Cats Fight Their Own Reflections
This behavior stems from your cat not recognizing its own reflection. Your cat just see another cat, and this is a rogue feline that is trying to invade its territory. Your cat will do what comes naturally to it. Namely, it will defiantly guard the home with its teeth and claws.
Some cats realize that they’ve made a mistake sooner than others. They will grow bored with what appears to be a constant stalemate. Your cat will notice that it backs away at the same time as the other cat.
Cats Sharpen Their Claws on Windows
Cats are naturally inclined to sharpen their claws, and windows provide a good opportunity to do so. Glass is one of the few materials that are resilient to the attention of feline claws.
This is good, in that your cat will not do any lasting damage to the glass. What is less than ideal is the habit itself. It will be like nails on a chalkboard constantly.
This behavior can usually be resolved with scratching posts. Cats need to scratch as it’s part of their natural instinct. Sprinkle catnip on a scratching post, and it’ll scratch the post rather than your windows.
Relieve Stress and Anxiety
If your cat doesn’t feel safe and comfortable, then it’ll self-soothe in any way it can. This often involves certain destructive behaviors. As windows don’t break or cause pain, they’re the perfect target.
Equally likely is boredom. If your cat doesn’t have enough to do, then it’ll find unwelcome ways to amuse itself. It won’t go unnoticed that scratching windows generates a reaction from humans.
Ensure that your cat has plenty to do. Your cat needs to be mentally and physically challenged regularly to stay happy and contented.
Why Do Cats Paw at Windows?
Stretching and leaning on windows is a common behavior in cats. Many felines enjoy dozing on a windowsill, after all. It’s the best way to absorb the rays of the sun, short of actually being outside.
Cats rubbing their paws on a window, with no attempt to scratch, is fairly common. Here are the most common explanations:
- With the aid of a window to lean on, your cat can stand on its hind legs. This enables it to unlock any kinks with a big stretch.
- Your cat will check if the window lets it out in the way that a cat flap would. It may also be imitating behavior that it saw you engage in, such as opening a window to let in some fresh air.
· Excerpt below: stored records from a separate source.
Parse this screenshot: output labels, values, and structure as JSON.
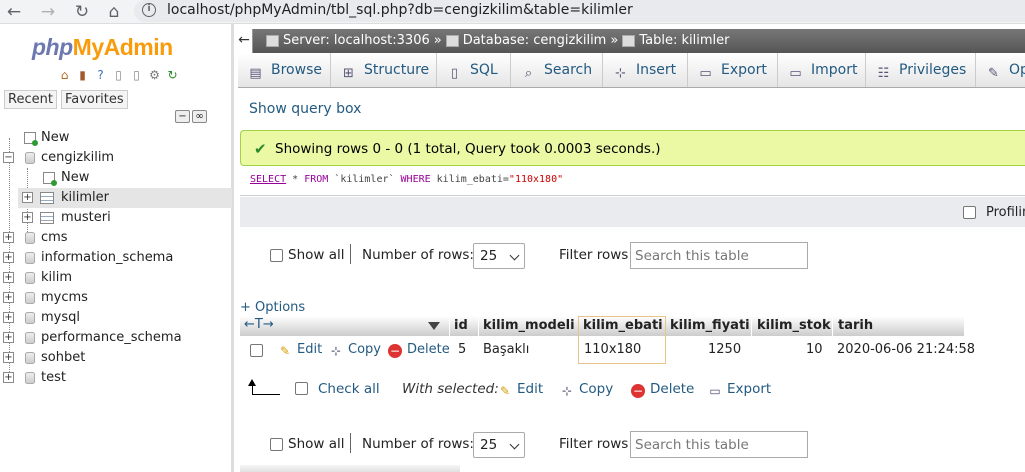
{
  "browser": {
    "back": "←",
    "forward": "→",
    "reload": "↻",
    "home": "⌂",
    "url": "localhost/phpMyAdmin/tbl_sql.php?db=cengizkilim&table=kilimler"
  },
  "logo": {
    "php": "php",
    "my": "My",
    "admin": "Admin"
  },
  "left_tabs": {
    "recent": "Recent",
    "favorites": "Favorites"
  },
  "tree": {
    "new_root": "New",
    "db_current": "cengizkilim",
    "db_new": "New",
    "tables": [
      "kilimler",
      "musteri"
    ],
    "databases": [
      "cms",
      "information_schema",
      "kilim",
      "mycms",
      "mysql",
      "performance_schema",
      "sohbet",
      "test"
    ]
  },
  "breadcrumb": {
    "server": "Server: localhost:3306",
    "database": "Database: cengizkilim",
    "table": "Table: kilimler",
    "sep": "»"
  },
  "menu": [
    "Browse",
    "Structure",
    "SQL",
    "Search",
    "Insert",
    "Export",
    "Import",
    "Privileges",
    "Op"
  ],
  "show_query_box": "Show query box",
  "success_msg": "Showing rows 0 - 0 (1 total, Query took 0.0003 seconds.)",
  "sql": {
    "select": "SELECT",
    "rest1": " * ",
    "from": "FROM",
    "table": " `kilimler` ",
    "where": "WHERE",
    "cond": " kilim_ebati=",
    "value": "\"110x180\""
  },
  "profiling": "Profilin",
  "nav": {
    "show_all": "Show all",
    "num_rows_label": "Number of rows:",
    "num_rows_value": "25",
    "filter_label": "Filter rows:",
    "filter_placeholder": "Search this table"
  },
  "options": "+ Options",
  "table": {
    "sort_arrows": "←T→",
    "columns": [
      "id",
      "kilim_modeli",
      "kilim_ebati",
      "kilim_fiyati",
      "kilim_stok",
      "tarih"
    ],
    "row": {
      "edit": "Edit",
      "copy": "Copy",
      "delete": "Delete",
      "id": "5",
      "kilim_modeli": "Başaklı",
      "kilim_ebati": "110x180",
      "kilim_fiyati": "1250",
      "kilim_stok": "10",
      "tarih": "2020-06-06 21:24:58"
    }
  },
  "bulk": {
    "check_all": "Check all",
    "with_selected": "With selected:",
    "edit": "Edit",
    "copy": "Copy",
    "delete": "Delete",
    "export": "Export"
  },
  "colors": {
    "link": "#235a81",
    "success_bg": "#ebf8a4",
    "accent": "#f89c0e"
  }
}
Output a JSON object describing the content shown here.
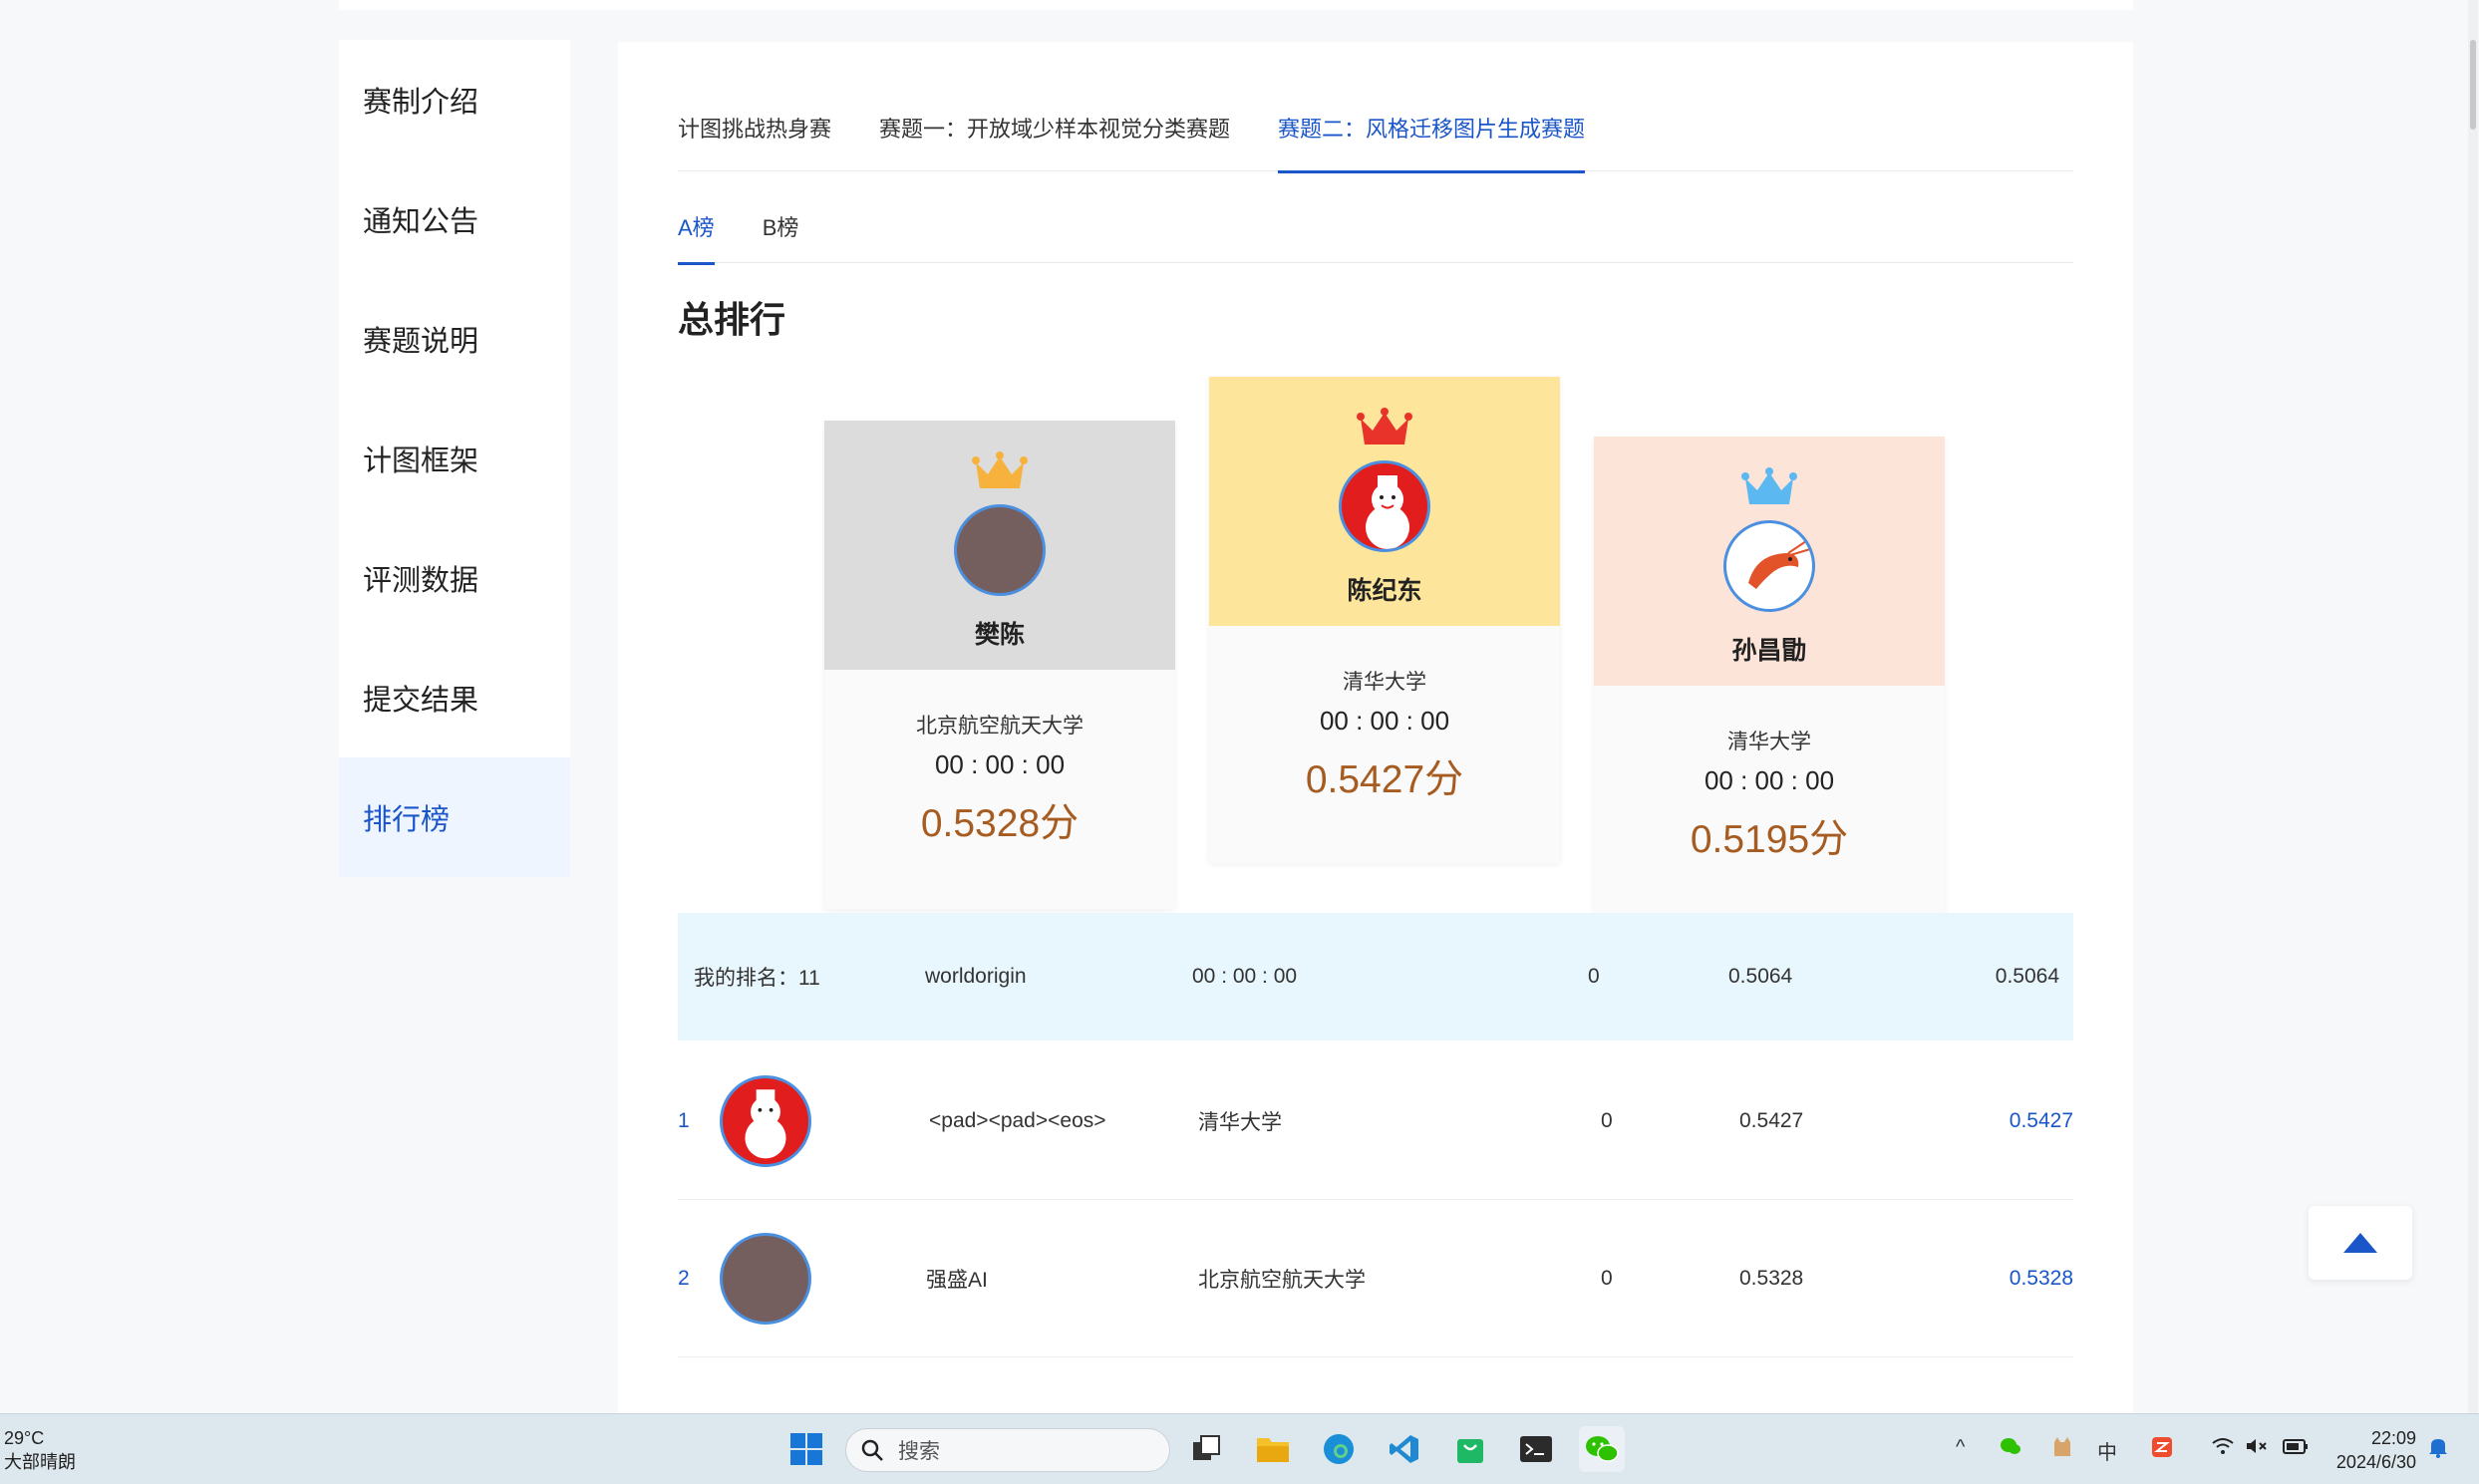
{
  "sidebar": {
    "items": [
      {
        "label": "赛制介绍"
      },
      {
        "label": "通知公告"
      },
      {
        "label": "赛题说明"
      },
      {
        "label": "计图框架"
      },
      {
        "label": "评测数据"
      },
      {
        "label": "提交结果"
      },
      {
        "label": "排行榜"
      }
    ],
    "active_index": 6
  },
  "tabs": [
    {
      "label": "计图挑战热身赛"
    },
    {
      "label": "赛题一：开放域少样本视觉分类赛题"
    },
    {
      "label": "赛题二：风格迁移图片生成赛题"
    }
  ],
  "board_tabs": [
    {
      "label": "A榜"
    },
    {
      "label": "B榜"
    }
  ],
  "section_title": "总排行",
  "podium": {
    "second": {
      "name": "樊陈",
      "school": "北京航空航天大学",
      "time": "00 : 00 : 00",
      "score": "0.5328分",
      "crown": "gold-crown-icon",
      "header_color": "#dcdcdd"
    },
    "first": {
      "name": "陈纪东",
      "school": "清华大学",
      "time": "00 : 00 : 00",
      "score": "0.5427分",
      "crown": "red-crown-icon",
      "header_color": "#fde69b"
    },
    "third": {
      "name": "孙昌勖",
      "school": "清华大学",
      "time": "00 : 00 : 00",
      "score": "0.5195分",
      "crown": "blue-crown-icon",
      "header_color": "#fde4d8"
    }
  },
  "my_rank": {
    "label": "我的排名：11",
    "team": "worldorigin",
    "time": "00 : 00 : 00",
    "count": "0",
    "score": "0.5064",
    "final": "0.5064"
  },
  "rows": [
    {
      "rank": "1",
      "team": "<pad><pad><eos>",
      "school": "清华大学",
      "count": "0",
      "score": "0.5427",
      "final": "0.5427",
      "avatar": "snowman-avatar"
    },
    {
      "rank": "2",
      "team": "强盛AI",
      "school": "北京航空航天大学",
      "count": "0",
      "score": "0.5328",
      "final": "0.5328",
      "avatar": "brown-avatar"
    }
  ],
  "taskbar": {
    "weather_temp": "29°C",
    "weather_desc": "大部晴朗",
    "search_placeholder": "搜索",
    "ime": "中",
    "time": "22:09",
    "date": "2024/6/30"
  }
}
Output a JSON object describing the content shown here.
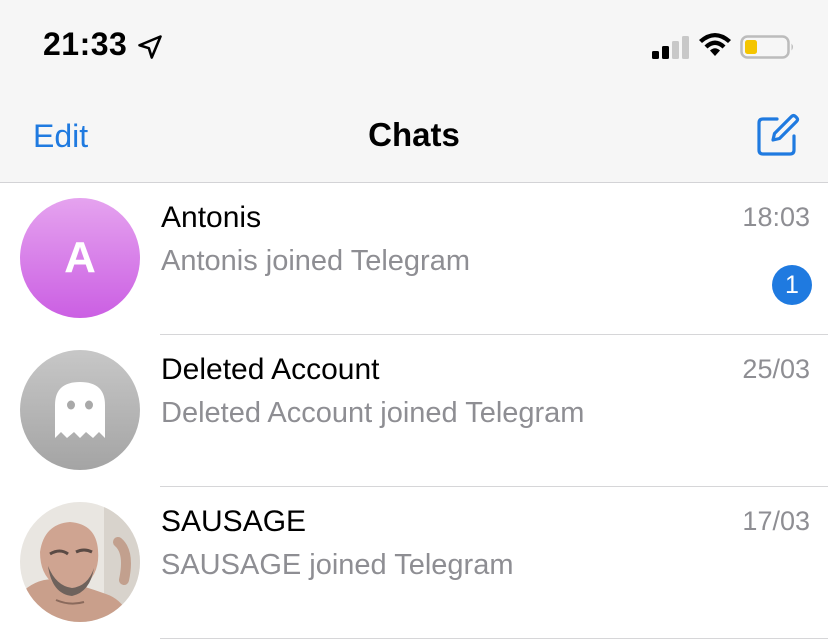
{
  "status_bar": {
    "time": "21:33",
    "icons": [
      "location-arrow-icon",
      "cellular-signal-icon",
      "wifi-icon",
      "battery-low-icon"
    ],
    "battery_color": "#f4c500"
  },
  "nav": {
    "edit_label": "Edit",
    "title": "Chats",
    "compose_icon": "compose-icon",
    "accent_color": "#1f7ae0"
  },
  "chats": [
    {
      "name": "Antonis",
      "time": "18:03",
      "preview": "Antonis joined Telegram",
      "avatar_letter": "A",
      "unread": "1"
    },
    {
      "name": "Deleted Account",
      "time": "25/03",
      "preview": "Deleted Account joined Telegram",
      "avatar_icon": "ghost-icon"
    },
    {
      "name": "SAUSAGE",
      "time": "17/03",
      "preview": "SAUSAGE joined Telegram",
      "avatar_icon": "profile-photo"
    }
  ]
}
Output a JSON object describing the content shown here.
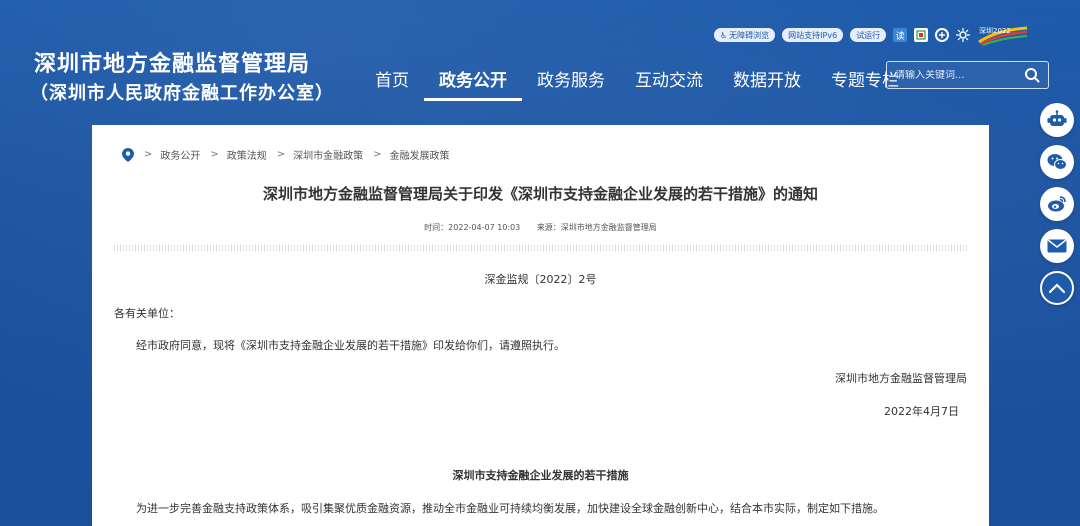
{
  "header": {
    "title": "深圳市地方金融监督管理局",
    "subtitle": "（深圳市人民政府金融工作办公室）",
    "utility": {
      "accessibility": "无障碍浏览",
      "ipv6": "网站支持IPv6",
      "trial": "试运行",
      "read_icon": "读",
      "logo_text": "深圳2022"
    },
    "nav": [
      "首页",
      "政务公开",
      "政务服务",
      "互动交流",
      "数据开放",
      "专题专栏"
    ],
    "nav_active_index": 1,
    "search": {
      "placeholder": "请输入关键词..."
    }
  },
  "breadcrumb": [
    "政务公开",
    "政策法规",
    "深圳市金融政策",
    "金融发展政策"
  ],
  "article": {
    "title": "深圳市地方金融监督管理局关于印发《深圳市支持金融企业发展的若干措施》的通知",
    "time": "时间：2022-04-07 10:03",
    "source": "来源：深圳市地方金融监督管理局",
    "doc_no": "深金监规〔2022〕2号",
    "salutation": "各有关单位：",
    "body": "经市政府同意，现将《深圳市支持金融企业发展的若干措施》印发给你们，请遵照执行。",
    "signature": "深圳市地方金融监督管理局",
    "date": "2022年4月7日",
    "section_title": "深圳市支持金融企业发展的若干措施",
    "intro": "为进一步完善金融支持政策体系，吸引集聚优质金融资源，推动全市金融业可持续均衡发展，加快建设全球金融创新中心，结合本市实际，制定如下措施。"
  },
  "float_bar": [
    "robot-icon",
    "wechat-icon",
    "weibo-icon",
    "mail-icon",
    "back-to-top-icon"
  ],
  "colors": {
    "brand": "#1e5bab",
    "white": "#ffffff",
    "text": "#333333"
  }
}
- Consider whether your cat is marking the window as cats have scent glands in their paws. If you have multiple cats, one will mark the window as its viewing and napping spot.
These will likely be short-term, sporadic behaviors. If your cat is regularly scratching the window, you should train it out of this habit.
How to Stop Cats Scratching Windows
If your cat is determined to scratch at windows, then you’ll need to introduce training techniques to break the habit. According to SFGate, methods for training a cat out of scratching a window include:
- Deny access. Move furniture near the window so your cat can’t reach it.
- Tint your windows. If you tint your windows, your cat will struggle to see out any birds, mice, rats, and other wildlife through them.
- Apply an unappealing scent. If you have a room freshener by the window, use a scent that cats loathe. Citrus will keep cats away.
- Use double-sided sticky tape on the windowsill. Cats don’t enjoy sticky sensations under their paws.
- Use deterrent training. Make a loud noise whenever your cat starts scratching at the windows.
- Scratching posts. Encourage scratching in approved places, such as scratching posts.
- Engage in regular playtimes. This will keep your cat contented and less likely to take out its frustration on your windows.
Train your cat out of this behavior, but take the time to work out why it is scratching the window in the first place. Figuring out the cause of this habit will help your cat to relax and improve its demeanor.